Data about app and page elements
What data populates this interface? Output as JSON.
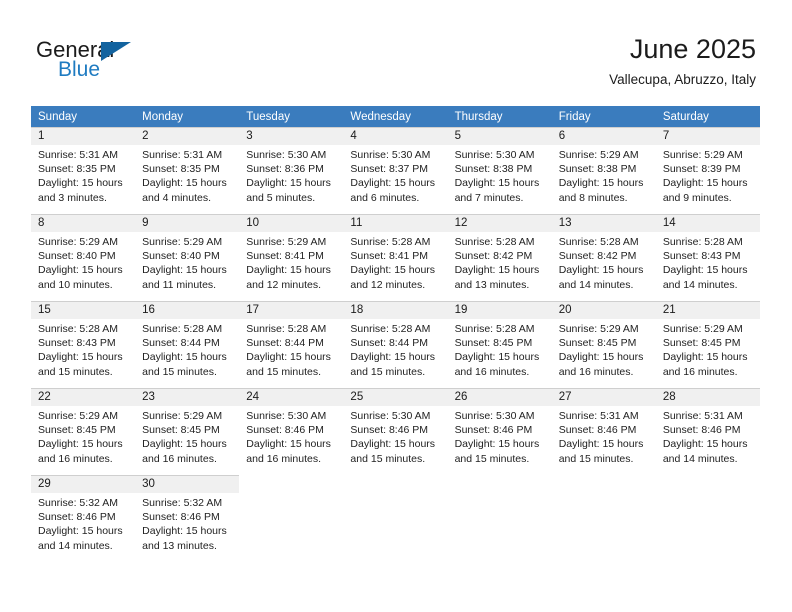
{
  "brand": {
    "name_part1": "General",
    "name_part2": "Blue",
    "accent_color": "#1f7bc1",
    "triangle_color": "#13639f"
  },
  "header": {
    "title": "June 2025",
    "location": "Vallecupa, Abruzzo, Italy"
  },
  "calendar": {
    "header_bg": "#3a7cbe",
    "daynum_bg": "#f0f0f0",
    "weekdays": [
      "Sunday",
      "Monday",
      "Tuesday",
      "Wednesday",
      "Thursday",
      "Friday",
      "Saturday"
    ],
    "weeks": [
      [
        {
          "day": "1",
          "sunrise": "Sunrise: 5:31 AM",
          "sunset": "Sunset: 8:35 PM",
          "daylight1": "Daylight: 15 hours",
          "daylight2": "and 3 minutes."
        },
        {
          "day": "2",
          "sunrise": "Sunrise: 5:31 AM",
          "sunset": "Sunset: 8:35 PM",
          "daylight1": "Daylight: 15 hours",
          "daylight2": "and 4 minutes."
        },
        {
          "day": "3",
          "sunrise": "Sunrise: 5:30 AM",
          "sunset": "Sunset: 8:36 PM",
          "daylight1": "Daylight: 15 hours",
          "daylight2": "and 5 minutes."
        },
        {
          "day": "4",
          "sunrise": "Sunrise: 5:30 AM",
          "sunset": "Sunset: 8:37 PM",
          "daylight1": "Daylight: 15 hours",
          "daylight2": "and 6 minutes."
        },
        {
          "day": "5",
          "sunrise": "Sunrise: 5:30 AM",
          "sunset": "Sunset: 8:38 PM",
          "daylight1": "Daylight: 15 hours",
          "daylight2": "and 7 minutes."
        },
        {
          "day": "6",
          "sunrise": "Sunrise: 5:29 AM",
          "sunset": "Sunset: 8:38 PM",
          "daylight1": "Daylight: 15 hours",
          "daylight2": "and 8 minutes."
        },
        {
          "day": "7",
          "sunrise": "Sunrise: 5:29 AM",
          "sunset": "Sunset: 8:39 PM",
          "daylight1": "Daylight: 15 hours",
          "daylight2": "and 9 minutes."
        }
      ],
      [
        {
          "day": "8",
          "sunrise": "Sunrise: 5:29 AM",
          "sunset": "Sunset: 8:40 PM",
          "daylight1": "Daylight: 15 hours",
          "daylight2": "and 10 minutes."
        },
        {
          "day": "9",
          "sunrise": "Sunrise: 5:29 AM",
          "sunset": "Sunset: 8:40 PM",
          "daylight1": "Daylight: 15 hours",
          "daylight2": "and 11 minutes."
        },
        {
          "day": "10",
          "sunrise": "Sunrise: 5:29 AM",
          "sunset": "Sunset: 8:41 PM",
          "daylight1": "Daylight: 15 hours",
          "daylight2": "and 12 minutes."
        },
        {
          "day": "11",
          "sunrise": "Sunrise: 5:28 AM",
          "sunset": "Sunset: 8:41 PM",
          "daylight1": "Daylight: 15 hours",
          "daylight2": "and 12 minutes."
        },
        {
          "day": "12",
          "sunrise": "Sunrise: 5:28 AM",
          "sunset": "Sunset: 8:42 PM",
          "daylight1": "Daylight: 15 hours",
          "daylight2": "and 13 minutes."
        },
        {
          "day": "13",
          "sunrise": "Sunrise: 5:28 AM",
          "sunset": "Sunset: 8:42 PM",
          "daylight1": "Daylight: 15 hours",
          "daylight2": "and 14 minutes."
        },
        {
          "day": "14",
          "sunrise": "Sunrise: 5:28 AM",
          "sunset": "Sunset: 8:43 PM",
          "daylight1": "Daylight: 15 hours",
          "daylight2": "and 14 minutes."
        }
      ],
      [
        {
          "day": "15",
          "sunrise": "Sunrise: 5:28 AM",
          "sunset": "Sunset: 8:43 PM",
          "daylight1": "Daylight: 15 hours",
          "daylight2": "and 15 minutes."
        },
        {
          "day": "16",
          "sunrise": "Sunrise: 5:28 AM",
          "sunset": "Sunset: 8:44 PM",
          "daylight1": "Daylight: 15 hours",
          "daylight2": "and 15 minutes."
        },
        {
          "day": "17",
          "sunrise": "Sunrise: 5:28 AM",
          "sunset": "Sunset: 8:44 PM",
          "daylight1": "Daylight: 15 hours",
          "daylight2": "and 15 minutes."
        },
        {
          "day": "18",
          "sunrise": "Sunrise: 5:28 AM",
          "sunset": "Sunset: 8:44 PM",
          "daylight1": "Daylight: 15 hours",
          "daylight2": "and 15 minutes."
        },
        {
          "day": "19",
          "sunrise": "Sunrise: 5:28 AM",
          "sunset": "Sunset: 8:45 PM",
          "daylight1": "Daylight: 15 hours",
          "daylight2": "and 16 minutes."
        },
        {
          "day": "20",
          "sunrise": "Sunrise: 5:29 AM",
          "sunset": "Sunset: 8:45 PM",
          "daylight1": "Daylight: 15 hours",
          "daylight2": "and 16 minutes."
        },
        {
          "day": "21",
          "sunrise": "Sunrise: 5:29 AM",
          "sunset": "Sunset: 8:45 PM",
          "daylight1": "Daylight: 15 hours",
          "daylight2": "and 16 minutes."
        }
      ],
      [
        {
          "day": "22",
          "sunrise": "Sunrise: 5:29 AM",
          "sunset": "Sunset: 8:45 PM",
          "daylight1": "Daylight: 15 hours",
          "daylight2": "and 16 minutes."
        },
        {
          "day": "23",
          "sunrise": "Sunrise: 5:29 AM",
          "sunset": "Sunset: 8:45 PM",
          "daylight1": "Daylight: 15 hours",
          "daylight2": "and 16 minutes."
        },
        {
          "day": "24",
          "sunrise": "Sunrise: 5:30 AM",
          "sunset": "Sunset: 8:46 PM",
          "daylight1": "Daylight: 15 hours",
          "daylight2": "and 16 minutes."
        },
        {
          "day": "25",
          "sunrise": "Sunrise: 5:30 AM",
          "sunset": "Sunset: 8:46 PM",
          "daylight1": "Daylight: 15 hours",
          "daylight2": "and 15 minutes."
        },
        {
          "day": "26",
          "sunrise": "Sunrise: 5:30 AM",
          "sunset": "Sunset: 8:46 PM",
          "daylight1": "Daylight: 15 hours",
          "daylight2": "and 15 minutes."
        },
        {
          "day": "27",
          "sunrise": "Sunrise: 5:31 AM",
          "sunset": "Sunset: 8:46 PM",
          "daylight1": "Daylight: 15 hours",
          "daylight2": "and 15 minutes."
        },
        {
          "day": "28",
          "sunrise": "Sunrise: 5:31 AM",
          "sunset": "Sunset: 8:46 PM",
          "daylight1": "Daylight: 15 hours",
          "daylight2": "and 14 minutes."
        }
      ],
      [
        {
          "day": "29",
          "sunrise": "Sunrise: 5:32 AM",
          "sunset": "Sunset: 8:46 PM",
          "daylight1": "Daylight: 15 hours",
          "daylight2": "and 14 minutes."
        },
        {
          "day": "30",
          "sunrise": "Sunrise: 5:32 AM",
          "sunset": "Sunset: 8:46 PM",
          "daylight1": "Daylight: 15 hours",
          "daylight2": "and 13 minutes."
        },
        {
          "day": "",
          "sunrise": "",
          "sunset": "",
          "daylight1": "",
          "daylight2": ""
        },
        {
          "day": "",
          "sunrise": "",
          "sunset": "",
          "daylight1": "",
          "daylight2": ""
        },
        {
          "day": "",
          "sunrise": "",
          "sunset": "",
          "daylight1": "",
          "daylight2": ""
        },
        {
          "day": "",
          "sunrise": "",
          "sunset": "",
          "daylight1": "",
          "daylight2": ""
        },
        {
          "day": "",
          "sunrise": "",
          "sunset": "",
          "daylight1": "",
          "daylight2": ""
        }
      ]
    ]
  }
}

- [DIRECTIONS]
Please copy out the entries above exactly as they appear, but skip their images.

- [THE ANSWER]
What data populates this interface? Output as JSON.
{
  "brand": {
    "name_part1": "General",
    "name_part2": "Blue",
    "accent_color": "#1f7bc1",
    "triangle_color": "#13639f"
  },
  "header": {
    "title": "June 2025",
    "location": "Vallecupa, Abruzzo, Italy"
  },
  "calendar": {
    "header_bg": "#3a7cbe",
    "daynum_bg": "#f0f0f0",
    "weekdays": [
      "Sunday",
      "Monday",
      "Tuesday",
      "Wednesday",
      "Thursday",
      "Friday",
      "Saturday"
    ],
    "weeks": [
      [
        {
          "day": "1",
          "sunrise": "Sunrise: 5:31 AM",
          "sunset": "Sunset: 8:35 PM",
          "daylight1": "Daylight: 15 hours",
          "daylight2": "and 3 minutes."
        },
        {
          "day": "2",
          "sunrise": "Sunrise: 5:31 AM",
          "sunset": "Sunset: 8:35 PM",
          "daylight1": "Daylight: 15 hours",
          "daylight2": "and 4 minutes."
        },
        {
          "day": "3",
          "sunrise": "Sunrise: 5:30 AM",
          "sunset": "Sunset: 8:36 PM",
          "daylight1": "Daylight: 15 hours",
          "daylight2": "and 5 minutes."
        },
        {
          "day": "4",
          "sunrise": "Sunrise: 5:30 AM",
          "sunset": "Sunset: 8:37 PM",
          "daylight1": "Daylight: 15 hours",
          "daylight2": "and 6 minutes."
        },
        {
          "day": "5",
          "sunrise": "Sunrise: 5:30 AM",
          "sunset": "Sunset: 8:38 PM",
          "daylight1": "Daylight: 15 hours",
          "daylight2": "and 7 minutes."
        },
        {
          "day": "6",
          "sunrise": "Sunrise: 5:29 AM",
          "sunset": "Sunset: 8:38 PM",
          "daylight1": "Daylight: 15 hours",
          "daylight2": "and 8 minutes."
        },
        {
          "day": "7",
          "sunrise": "Sunrise: 5:29 AM",
          "sunset": "Sunset: 8:39 PM",
          "daylight1": "Daylight: 15 hours",
          "daylight2": "and 9 minutes."
        }
      ],
      [
        {
          "day": "8",
          "sunrise": "Sunrise: 5:29 AM",
          "sunset": "Sunset: 8:40 PM",
          "daylight1": "Daylight: 15 hours",
          "daylight2": "and 10 minutes."
        },
        {
          "day": "9",
          "sunrise": "Sunrise: 5:29 AM",
          "sunset": "Sunset: 8:40 PM",
          "daylight1": "Daylight: 15 hours",
          "daylight2": "and 11 minutes."
        },
        {
          "day": "10",
          "sunrise": "Sunrise: 5:29 AM",
          "sunset": "Sunset: 8:41 PM",
          "daylight1": "Daylight: 15 hours",
          "daylight2": "and 12 minutes."
        },
        {
          "day": "11",
          "sunrise": "Sunrise: 5:28 AM",
          "sunset": "Sunset: 8:41 PM",
          "daylight1": "Daylight: 15 hours",
          "daylight2": "and 12 minutes."
        },
        {
          "day": "12",
          "sunrise": "Sunrise: 5:28 AM",
          "sunset": "Sunset: 8:42 PM",
          "daylight1": "Daylight: 15 hours",
          "daylight2": "and 13 minutes."
        },
        {
          "day": "13",
          "sunrise": "Sunrise: 5:28 AM",
          "sunset": "Sunset: 8:42 PM",
          "daylight1": "Daylight: 15 hours",
          "daylight2": "and 14 minutes."
        },
        {
          "day": "14",
          "sunrise": "Sunrise: 5:28 AM",
          "sunset": "Sunset: 8:43 PM",
          "daylight1": "Daylight: 15 hours",
          "daylight2": "and 14 minutes."
        }
      ],
      [
        {
          "day": "15",
          "sunrise": "Sunrise: 5:28 AM",
          "sunset": "Sunset: 8:43 PM",
          "daylight1": "Daylight: 15 hours",
          "daylight2": "and 15 minutes."
        },
        {
          "day": "16",
          "sunrise": "Sunrise: 5:28 AM",
          "sunset": "Sunset: 8:44 PM",
          "daylight1": "Daylight: 15 hours",
          "daylight2": "and 15 minutes."
        },
        {
          "day": "17",
          "sunrise": "Sunrise: 5:28 AM",
          "sunset": "Sunset: 8:44 PM",
          "daylight1": "Daylight: 15 hours",
          "daylight2": "and 15 minutes."
        },
        {
          "day": "18",
          "sunrise": "Sunrise: 5:28 AM",
          "sunset": "Sunset: 8:44 PM",
          "daylight1": "Daylight: 15 hours",
          "daylight2": "and 15 minutes."
        },
        {
          "day": "19",
          "sunrise": "Sunrise: 5:28 AM",
          "sunset": "Sunset: 8:45 PM",
          "daylight1": "Daylight: 15 hours",
          "daylight2": "and 16 minutes."
        },
        {
          "day": "20",
          "sunrise": "Sunrise: 5:29 AM",
          "sunset": "Sunset: 8:45 PM",
          "daylight1": "Daylight: 15 hours",
          "daylight2": "and 16 minutes."
        },
        {
          "day": "21",
          "sunrise": "Sunrise: 5:29 AM",
          "sunset": "Sunset: 8:45 PM",
          "daylight1": "Daylight: 15 hours",
          "daylight2": "and 16 minutes."
        }
      ],
      [
        {
          "day": "22",
          "sunrise": "Sunrise: 5:29 AM",
          "sunset": "Sunset: 8:45 PM",
          "daylight1": "Daylight: 15 hours",
          "daylight2": "and 16 minutes."
        },
        {
          "day": "23",
          "sunrise": "Sunrise: 5:29 AM",
          "sunset": "Sunset: 8:45 PM",
          "daylight1": "Daylight: 15 hours",
          "daylight2": "and 16 minutes."
        },
        {
          "day": "24",
          "sunrise": "Sunrise: 5:30 AM",
          "sunset": "Sunset: 8:46 PM",
          "daylight1": "Daylight: 15 hours",
          "daylight2": "and 16 minutes."
        },
        {
          "day": "25",
          "sunrise": "Sunrise: 5:30 AM",
          "sunset": "Sunset: 8:46 PM",
          "daylight1": "Daylight: 15 hours",
          "daylight2": "and 15 minutes."
        },
        {
          "day": "26",
          "sunrise": "Sunrise: 5:30 AM",
          "sunset": "Sunset: 8:46 PM",
          "daylight1": "Daylight: 15 hours",
          "daylight2": "and 15 minutes."
        },
        {
          "day": "27",
          "sunrise": "Sunrise: 5:31 AM",
          "sunset": "Sunset: 8:46 PM",
          "daylight1": "Daylight: 15 hours",
          "daylight2": "and 15 minutes."
        },
        {
          "day": "28",
          "sunrise": "Sunrise: 5:31 AM",
          "sunset": "Sunset: 8:46 PM",
          "daylight1": "Daylight: 15 hours",
          "daylight2": "and 14 minutes."
        }
      ],
      [
        {
          "day": "29",
          "sunrise": "Sunrise: 5:32 AM",
          "sunset": "Sunset: 8:46 PM",
          "daylight1": "Daylight: 15 hours",
          "daylight2": "and 14 minutes."
        },
        {
          "day": "30",
          "sunrise": "Sunrise: 5:32 AM",
          "sunset": "Sunset: 8:46 PM",
          "daylight1": "Daylight: 15 hours",
          "daylight2": "and 13 minutes."
        },
        {
          "day": "",
          "sunrise": "",
          "sunset": "",
          "daylight1": "",
          "daylight2": ""
        },
        {
          "day": "",
          "sunrise": "",
          "sunset": "",
          "daylight1": "",
          "daylight2": ""
        },
        {
          "day": "",
          "sunrise": "",
          "sunset": "",
          "daylight1": "",
          "daylight2": ""
        },
        {
          "day": "",
          "sunrise": "",
          "sunset": "",
          "daylight1": "",
          "daylight2": ""
        },
        {
          "day": "",
          "sunrise": "",
          "sunset": "",
          "daylight1": "",
          "daylight2": ""
        }
      ]
    ]
  }
}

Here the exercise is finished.